Your instructions:
The string "Constellation" appears in some lines of the entries that follow; copy each such line.
[Opening Available data section]
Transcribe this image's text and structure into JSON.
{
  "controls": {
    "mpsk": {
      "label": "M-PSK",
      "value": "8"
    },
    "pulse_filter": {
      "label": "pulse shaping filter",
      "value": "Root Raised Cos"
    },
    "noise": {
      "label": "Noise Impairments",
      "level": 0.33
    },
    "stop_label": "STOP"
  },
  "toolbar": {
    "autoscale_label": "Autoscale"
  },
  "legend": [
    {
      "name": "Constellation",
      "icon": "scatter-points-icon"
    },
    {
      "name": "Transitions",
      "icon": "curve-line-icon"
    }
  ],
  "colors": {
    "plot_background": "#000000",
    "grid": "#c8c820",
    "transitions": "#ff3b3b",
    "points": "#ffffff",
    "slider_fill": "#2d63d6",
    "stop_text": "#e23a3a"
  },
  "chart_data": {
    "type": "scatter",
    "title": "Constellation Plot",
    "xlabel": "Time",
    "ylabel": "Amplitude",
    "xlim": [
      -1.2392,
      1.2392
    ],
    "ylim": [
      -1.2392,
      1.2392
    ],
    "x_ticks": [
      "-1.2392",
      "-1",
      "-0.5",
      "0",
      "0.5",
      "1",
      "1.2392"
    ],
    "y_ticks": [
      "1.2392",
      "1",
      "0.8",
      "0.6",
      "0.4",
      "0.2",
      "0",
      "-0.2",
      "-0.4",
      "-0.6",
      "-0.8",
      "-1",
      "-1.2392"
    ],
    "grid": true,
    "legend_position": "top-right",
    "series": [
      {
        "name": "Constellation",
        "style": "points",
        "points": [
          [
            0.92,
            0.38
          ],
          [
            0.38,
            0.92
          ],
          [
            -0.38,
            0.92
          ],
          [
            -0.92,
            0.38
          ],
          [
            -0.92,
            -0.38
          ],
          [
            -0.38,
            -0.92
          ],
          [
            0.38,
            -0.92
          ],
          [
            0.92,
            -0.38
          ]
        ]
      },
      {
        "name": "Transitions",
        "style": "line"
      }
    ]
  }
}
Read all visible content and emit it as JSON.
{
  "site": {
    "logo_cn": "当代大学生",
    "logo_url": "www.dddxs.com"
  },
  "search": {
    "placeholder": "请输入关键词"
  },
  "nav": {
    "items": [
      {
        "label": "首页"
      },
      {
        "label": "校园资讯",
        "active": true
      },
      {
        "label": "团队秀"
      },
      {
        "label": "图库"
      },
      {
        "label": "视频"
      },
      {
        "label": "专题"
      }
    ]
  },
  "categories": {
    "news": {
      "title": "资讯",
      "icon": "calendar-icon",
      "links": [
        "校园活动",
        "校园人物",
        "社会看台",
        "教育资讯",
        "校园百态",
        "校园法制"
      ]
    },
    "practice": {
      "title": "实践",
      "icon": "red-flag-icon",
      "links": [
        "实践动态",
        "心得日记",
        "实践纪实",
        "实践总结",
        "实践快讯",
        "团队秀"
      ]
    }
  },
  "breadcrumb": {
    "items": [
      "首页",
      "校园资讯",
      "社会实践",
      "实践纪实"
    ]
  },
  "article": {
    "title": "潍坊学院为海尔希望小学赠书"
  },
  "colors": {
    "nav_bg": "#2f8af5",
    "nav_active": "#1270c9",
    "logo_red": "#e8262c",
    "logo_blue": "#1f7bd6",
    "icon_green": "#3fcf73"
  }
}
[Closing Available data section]
The completed task:
      "name": "Constellation",
    "title": "Constellation Plot",
        "name": "Constellation",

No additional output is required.